● **Task instructions**: Filter the listing below down to the lines containing the word "JSON".

● **Supplied data**:
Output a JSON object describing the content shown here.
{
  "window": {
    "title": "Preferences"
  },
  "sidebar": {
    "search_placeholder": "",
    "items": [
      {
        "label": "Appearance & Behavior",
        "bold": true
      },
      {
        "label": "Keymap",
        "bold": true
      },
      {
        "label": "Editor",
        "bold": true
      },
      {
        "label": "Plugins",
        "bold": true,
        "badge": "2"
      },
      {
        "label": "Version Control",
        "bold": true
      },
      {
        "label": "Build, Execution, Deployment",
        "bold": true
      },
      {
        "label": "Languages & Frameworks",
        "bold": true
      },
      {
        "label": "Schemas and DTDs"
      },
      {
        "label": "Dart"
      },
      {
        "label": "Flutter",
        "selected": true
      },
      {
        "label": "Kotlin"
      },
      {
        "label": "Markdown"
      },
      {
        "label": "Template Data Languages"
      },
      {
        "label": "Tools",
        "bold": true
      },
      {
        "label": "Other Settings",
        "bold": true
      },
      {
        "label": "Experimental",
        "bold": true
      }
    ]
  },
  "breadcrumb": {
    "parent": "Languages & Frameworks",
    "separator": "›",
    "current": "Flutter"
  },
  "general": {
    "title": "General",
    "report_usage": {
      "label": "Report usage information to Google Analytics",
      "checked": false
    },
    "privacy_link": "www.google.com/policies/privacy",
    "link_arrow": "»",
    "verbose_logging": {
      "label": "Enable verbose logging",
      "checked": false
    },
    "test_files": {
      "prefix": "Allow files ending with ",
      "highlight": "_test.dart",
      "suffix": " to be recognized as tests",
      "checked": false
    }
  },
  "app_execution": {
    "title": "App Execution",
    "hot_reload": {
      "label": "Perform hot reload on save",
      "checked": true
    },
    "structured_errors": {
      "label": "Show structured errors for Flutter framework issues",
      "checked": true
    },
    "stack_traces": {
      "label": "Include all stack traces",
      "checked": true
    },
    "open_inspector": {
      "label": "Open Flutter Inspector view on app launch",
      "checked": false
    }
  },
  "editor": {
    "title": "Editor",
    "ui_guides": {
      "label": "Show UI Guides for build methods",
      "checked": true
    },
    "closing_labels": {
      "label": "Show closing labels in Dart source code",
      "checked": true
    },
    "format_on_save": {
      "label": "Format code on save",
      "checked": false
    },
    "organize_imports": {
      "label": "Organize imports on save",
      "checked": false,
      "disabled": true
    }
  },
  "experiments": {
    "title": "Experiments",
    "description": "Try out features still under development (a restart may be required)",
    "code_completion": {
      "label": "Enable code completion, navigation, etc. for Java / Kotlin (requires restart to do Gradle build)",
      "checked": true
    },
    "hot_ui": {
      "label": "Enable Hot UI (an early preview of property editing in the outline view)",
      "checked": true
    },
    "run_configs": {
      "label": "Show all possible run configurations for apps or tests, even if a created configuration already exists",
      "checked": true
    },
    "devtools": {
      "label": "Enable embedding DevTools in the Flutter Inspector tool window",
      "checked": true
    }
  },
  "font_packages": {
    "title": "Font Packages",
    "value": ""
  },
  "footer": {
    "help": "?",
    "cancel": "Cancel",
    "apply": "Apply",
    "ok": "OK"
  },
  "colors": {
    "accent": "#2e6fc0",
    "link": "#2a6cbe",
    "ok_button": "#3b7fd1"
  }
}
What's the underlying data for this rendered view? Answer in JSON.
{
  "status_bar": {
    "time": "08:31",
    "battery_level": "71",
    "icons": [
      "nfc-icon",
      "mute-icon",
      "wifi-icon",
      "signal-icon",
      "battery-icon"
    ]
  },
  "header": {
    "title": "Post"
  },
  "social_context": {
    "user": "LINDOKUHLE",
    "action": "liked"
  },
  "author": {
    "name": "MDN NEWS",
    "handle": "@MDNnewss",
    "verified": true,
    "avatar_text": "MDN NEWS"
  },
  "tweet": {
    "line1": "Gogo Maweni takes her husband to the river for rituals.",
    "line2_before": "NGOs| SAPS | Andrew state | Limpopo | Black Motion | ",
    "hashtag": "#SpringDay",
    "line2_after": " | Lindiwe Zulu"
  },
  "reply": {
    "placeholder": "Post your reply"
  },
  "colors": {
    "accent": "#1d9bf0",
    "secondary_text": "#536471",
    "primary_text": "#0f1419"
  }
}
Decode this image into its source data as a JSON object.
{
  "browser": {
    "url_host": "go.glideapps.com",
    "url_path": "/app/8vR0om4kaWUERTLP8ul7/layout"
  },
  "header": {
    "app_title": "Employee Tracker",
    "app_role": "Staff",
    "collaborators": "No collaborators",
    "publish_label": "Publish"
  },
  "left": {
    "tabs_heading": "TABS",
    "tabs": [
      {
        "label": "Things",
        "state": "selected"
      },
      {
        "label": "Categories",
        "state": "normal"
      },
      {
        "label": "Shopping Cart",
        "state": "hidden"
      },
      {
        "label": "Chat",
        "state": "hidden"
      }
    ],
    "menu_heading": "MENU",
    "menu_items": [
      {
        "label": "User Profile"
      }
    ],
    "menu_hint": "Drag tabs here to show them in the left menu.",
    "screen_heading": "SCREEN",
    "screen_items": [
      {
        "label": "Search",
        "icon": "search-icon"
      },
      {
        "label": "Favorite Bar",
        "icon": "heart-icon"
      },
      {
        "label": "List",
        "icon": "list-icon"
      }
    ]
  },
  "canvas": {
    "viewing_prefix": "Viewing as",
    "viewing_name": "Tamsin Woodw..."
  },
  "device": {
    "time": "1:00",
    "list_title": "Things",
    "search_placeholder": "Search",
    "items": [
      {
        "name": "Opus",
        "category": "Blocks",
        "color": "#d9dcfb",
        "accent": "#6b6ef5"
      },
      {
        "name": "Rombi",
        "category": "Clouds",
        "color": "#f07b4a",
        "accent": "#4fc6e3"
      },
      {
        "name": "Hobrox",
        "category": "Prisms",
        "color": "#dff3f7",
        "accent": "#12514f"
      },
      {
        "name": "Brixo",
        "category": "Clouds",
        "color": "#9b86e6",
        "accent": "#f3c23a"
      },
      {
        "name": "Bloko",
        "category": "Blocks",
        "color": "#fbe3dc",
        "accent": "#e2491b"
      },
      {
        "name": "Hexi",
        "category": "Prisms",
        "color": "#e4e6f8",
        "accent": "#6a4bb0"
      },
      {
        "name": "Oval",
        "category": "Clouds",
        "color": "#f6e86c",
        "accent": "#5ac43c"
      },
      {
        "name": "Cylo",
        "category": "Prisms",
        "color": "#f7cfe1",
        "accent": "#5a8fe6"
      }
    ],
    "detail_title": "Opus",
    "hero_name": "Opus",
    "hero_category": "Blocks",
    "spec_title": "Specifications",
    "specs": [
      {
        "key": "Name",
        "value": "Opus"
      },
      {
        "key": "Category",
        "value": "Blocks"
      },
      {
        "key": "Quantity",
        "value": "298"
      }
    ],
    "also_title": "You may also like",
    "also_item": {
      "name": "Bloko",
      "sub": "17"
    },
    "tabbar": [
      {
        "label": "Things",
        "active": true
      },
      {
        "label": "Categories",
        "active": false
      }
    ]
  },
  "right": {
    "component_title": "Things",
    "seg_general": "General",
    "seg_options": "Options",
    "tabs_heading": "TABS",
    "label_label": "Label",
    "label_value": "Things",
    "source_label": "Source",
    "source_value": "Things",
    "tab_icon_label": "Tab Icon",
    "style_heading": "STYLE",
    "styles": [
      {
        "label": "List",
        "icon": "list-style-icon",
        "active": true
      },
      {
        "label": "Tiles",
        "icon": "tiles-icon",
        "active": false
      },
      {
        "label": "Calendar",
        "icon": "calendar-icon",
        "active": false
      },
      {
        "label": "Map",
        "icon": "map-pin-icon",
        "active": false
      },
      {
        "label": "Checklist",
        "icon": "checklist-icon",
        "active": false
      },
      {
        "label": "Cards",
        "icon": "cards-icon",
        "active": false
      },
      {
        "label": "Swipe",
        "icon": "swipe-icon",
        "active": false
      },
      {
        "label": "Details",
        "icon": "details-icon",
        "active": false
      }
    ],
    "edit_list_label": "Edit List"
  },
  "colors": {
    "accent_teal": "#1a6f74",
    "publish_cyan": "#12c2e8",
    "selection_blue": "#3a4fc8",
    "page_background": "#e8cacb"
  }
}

● **Response**:
Output a JSON object describing the content shown here.
What's the underlying data for this rendered view? Answer in JSON.
Decode this image into its source data as a JSON object.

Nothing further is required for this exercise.